Teasing for Dessert
I took my time, licking every morsel of delicious Moroccan cuisine from my fingertips, savouring that sensation like all others that evening.
The Best Night Ever
Carol Prior, a long-time resident of Marrakesh wrote for Australia’s The Age that if she had only one night in Marrakesh, she would spend it at Dar Yacout.
I agree. The night was a total sensual extravagance, and I will never forget this brief but lingering affair.
We left Le Yacout the same way we came. Our young man walked ahead of us into the totally darkened streets, lifting his lantern to light our way. The trust I gave him under duress a few hours earlier, I now handed to him without a second thought.
The psychological fear I experienced at the beginning o my adventure, realizing that I could be lost for hours in this desolate, foreign maze without our guide, was buried in the effervescence of pleasure that consumes me years later.
A Discreet Lover
Jennifer Jeffrey commented on the architecture of Marrakesh, writing that the “Moroccan architecture echoes the nature of its people; Moroccans reveal themselves slowly, unwilling to divulge their secrets at once.”

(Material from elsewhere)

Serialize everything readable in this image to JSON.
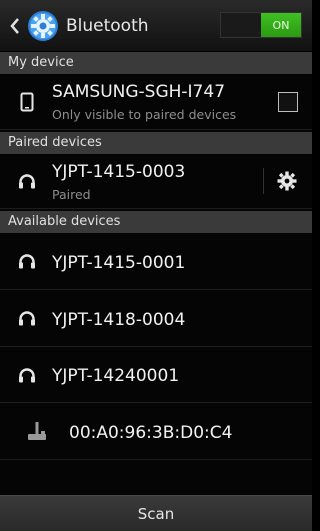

Indeed, Marrakesh is not a flash dancer, not a Las Vegas Stripper or Victoria’s Secret super model. I haven’t seen the Crazy Horse show at the MGM in Vegas, but I can compare Marrakesh to the dancers at the Crazy Horse in Paris.
Moving like provocative, nearly-naked Gazelles, the dancers toy with drunken men’s brains, delivering nothing more than memories of what could have been and body parts not actually seen. And yet, watching them, one is saturated with desire. Sensual hunger is inescapable.
Marrakesh is a similarly discrete, refined lover who only tempts you to make love on her sumptuous divans, without delivering the actual experience.
Hopefully, I’ve made you as crazy for Marrakesh as I am. To help cultivate your new crush, here are other You Tube videos that give you a taste of her eclectic, sensual personality.
As for me, well it’s snowing lightly in Carversville this Sunday morning. Marrakesh, my lover, is calling me back, too, along with you. Not being bisexual, she is the only woman I’m faithful to. Then again, perhaps not. If I think about it, there is also Paris. Anne
More on Marrakesh — Part 1 of this dinner — (Marrakech) Arriving at Le Yacout : Drabness into Splendor (my feelings being led into the Medina at night by a young Arab man.)
Had I read my comments from last week, Maryam researched the restaurant further and left the name for all of us. How inefficient of me not to look first. Except … if I hadn’t done the Google search under roses+Marrakesh, I would never have met TED. And the truth is … he could change my life. We will be spending many hours together, in front of the fireplace.